Ueli Maurer

One of the classical results in the theory of distributed systems is the theorem by Lamport, Shostak, and Pease stating that among $n$ parties, any $t$ of which may be cheaters, one of the parties (the sender) can consistently broadcast a value to the other parties if and only if $t\leq n/3$. This is achieved by use of a protocol among the players, using bilateral channels. The purpose of this paper is to look at various generalizations of this result and to propose a new concept, called consistency specification, a very general type of consistency guarantee a protocol among $n$ parties $P_1\pp P_n$ can provide. A consistency specification specifies, for every possible set $H\subseteq\{P_1\pp P_n\}$ of honest players and for every choice of their inputs, a certain security guarantee, i.e., a consistency condition on their outputs.

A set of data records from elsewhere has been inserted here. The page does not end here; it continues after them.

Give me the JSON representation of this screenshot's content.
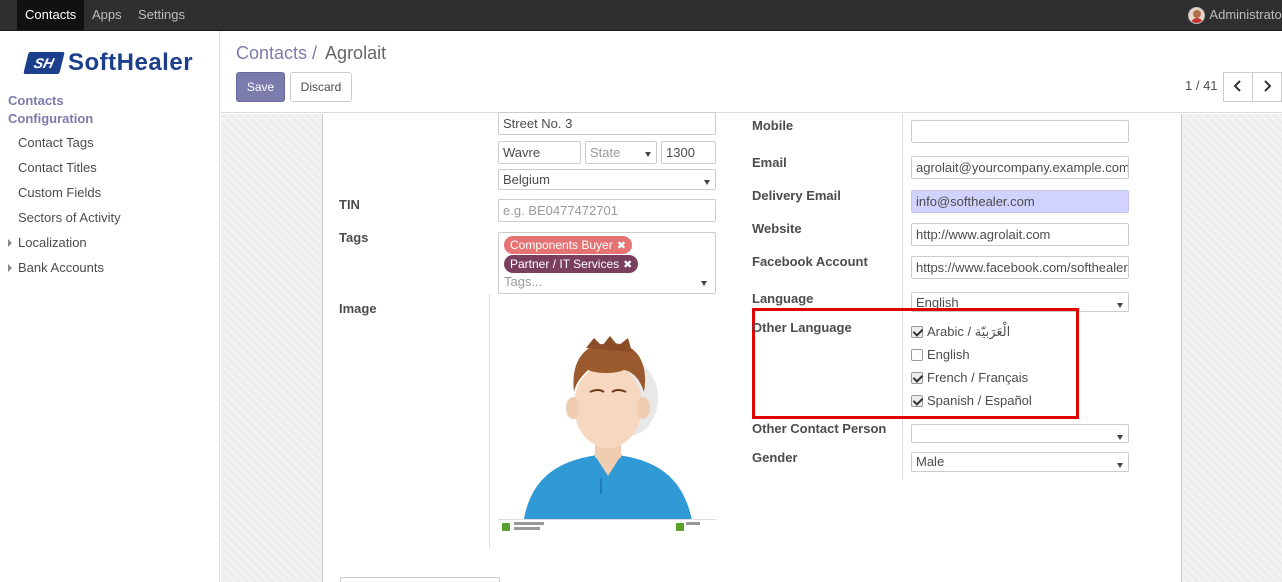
{
  "topbar": {
    "menus": [
      "Contacts",
      "Apps",
      "Settings"
    ],
    "user": "Administrator"
  },
  "sidebar": {
    "logo_mark": "SH",
    "logo_text": "SoftHealer",
    "sections": [
      "Contacts",
      "Configuration"
    ],
    "items": [
      "Contact Tags",
      "Contact Titles",
      "Custom Fields",
      "Sectors of Activity"
    ],
    "tree_items": [
      "Localization",
      "Bank Accounts"
    ]
  },
  "controlpanel": {
    "breadcrumb_parent": "Contacts /",
    "breadcrumb_current": "Agrolait",
    "save_label": "Save",
    "discard_label": "Discard",
    "pager": "1 / 41",
    "prev_icon": "chevron-left-icon",
    "next_icon": "chevron-right-icon"
  },
  "form": {
    "address": {
      "street": "Street No. 3",
      "city": "Wavre",
      "state_placeholder": "State",
      "zip": "1300",
      "country": "Belgium"
    },
    "tin_label": "TIN",
    "tin_placeholder": "e.g. BE0477472701",
    "tags_label": "Tags",
    "tags": [
      "Components Buyer",
      "Partner / IT Services"
    ],
    "tags_placeholder": "Tags...",
    "tag_remove_glyph": "✖",
    "image_label": "Image",
    "mobile_label": "Mobile",
    "mobile_value": "",
    "email_label": "Email",
    "email_value": "agrolait@yourcompany.example.com",
    "delivery_email_label": "Delivery Email",
    "delivery_email_value": "info@softhealer.com",
    "website_label": "Website",
    "website_value": "http://www.agrolait.com",
    "facebook_label": "Facebook Account",
    "facebook_value": "https://www.facebook.com/softhealer",
    "language_label": "Language",
    "language_value": "English",
    "other_language_label": "Other Language",
    "other_languages": [
      {
        "label": "Arabic / الْعَرَبيّة",
        "checked": true
      },
      {
        "label": "English",
        "checked": false
      },
      {
        "label": "French / Français",
        "checked": true
      },
      {
        "label": "Spanish / Español",
        "checked": true
      }
    ],
    "other_contact_label": "Other Contact Person",
    "other_contact_value": "",
    "gender_label": "Gender",
    "gender_value": "Male"
  },
  "colors": {
    "brand": "#7c7bad",
    "navbar": "#2f2f2f",
    "highlight_box": "#e00000",
    "delivery_email_bg": "#d2d2ff",
    "tag1": "#e57373",
    "tag2": "#7b3f5e"
  }
}
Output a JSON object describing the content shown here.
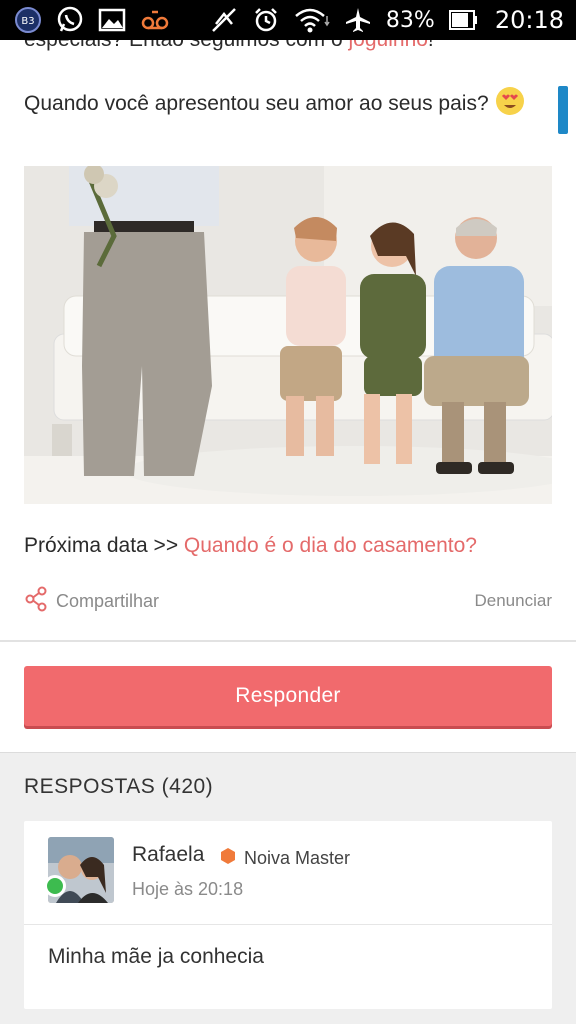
{
  "status_bar": {
    "battery": "83%",
    "time": "20:18",
    "notification_badge": "B3",
    "icons": [
      "b3-badge-icon",
      "whatsapp-icon",
      "gallery-icon",
      "voicemail-icon",
      "mute-icon",
      "alarm-icon",
      "wifi-icon",
      "airplane-icon",
      "battery-icon"
    ]
  },
  "post": {
    "cut_line_prefix": "especiais? Então seguimos com o ",
    "cut_line_link": "joguinho",
    "cut_line_suffix": "!",
    "question": "Quando você apresentou seu amor ao seus pais?",
    "emoji": "heart-eyes-emoji",
    "photo_alt": "photo",
    "next_prefix": "Próxima data >> ",
    "next_link": "Quando é o dia do casamento?",
    "share_label": "Compartilhar",
    "report_label": "Denunciar"
  },
  "reply": {
    "button_label": "Responder"
  },
  "answers": {
    "title": "RESPOSTAS (420)",
    "items": [
      {
        "name": "Rafaela",
        "badge": "Noiva Master",
        "time": "Hoje às 20:18",
        "text": "Minha mãe ja conhecia"
      }
    ]
  },
  "colors": {
    "accent": "#f16a6d",
    "link": "#e46a6a",
    "online": "#3dbb4f",
    "badge": "#f07a3a"
  }
}
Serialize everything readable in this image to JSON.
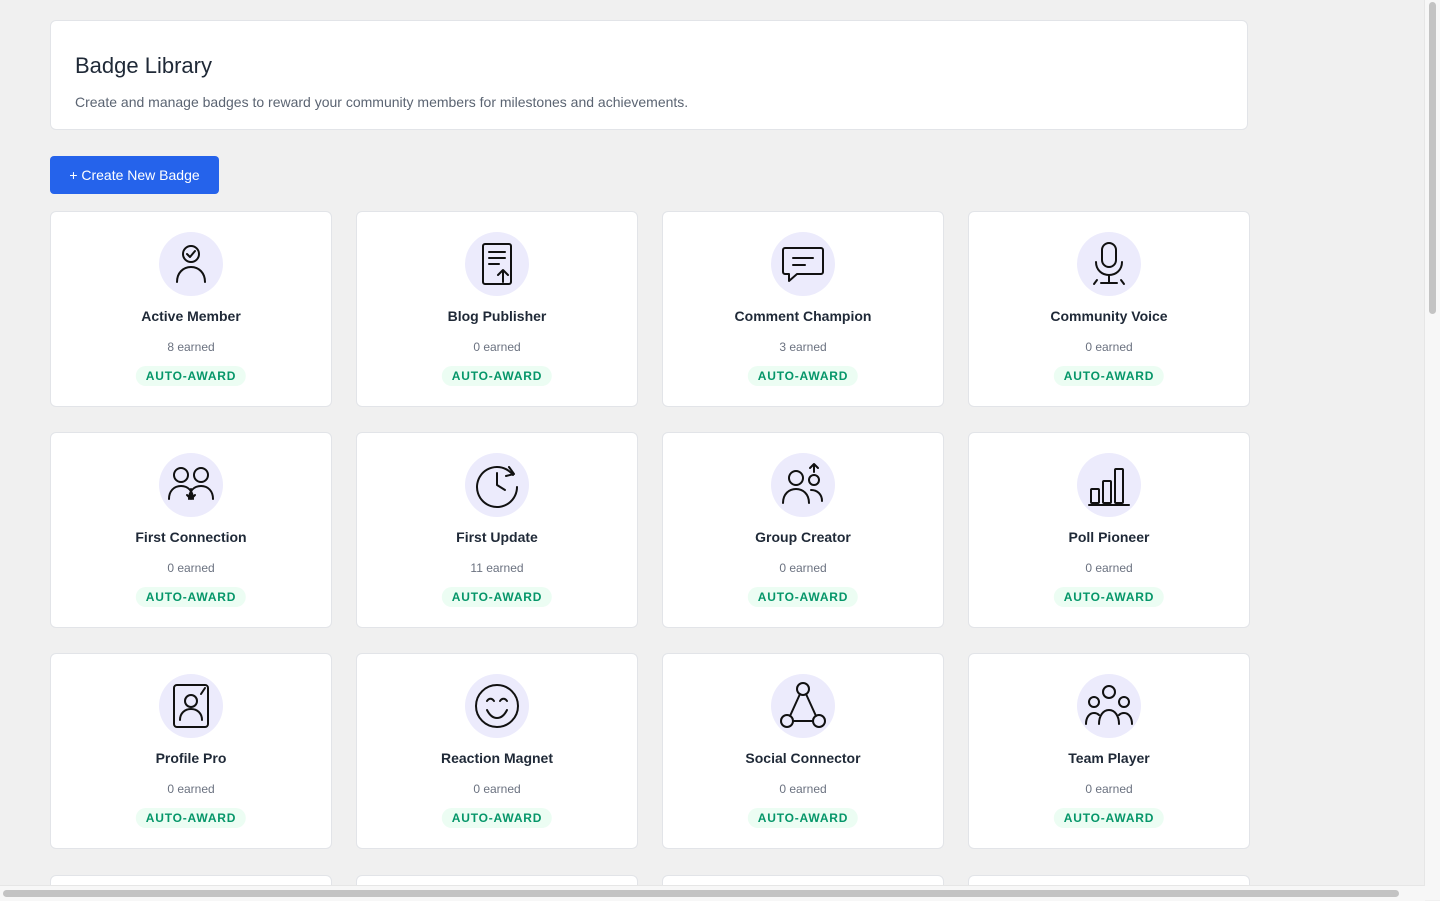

This models that security can degrade smoothly with an increasing number of cheaters rather than abruptly when a certain threshold is exceeded, as is the case in the previous literature.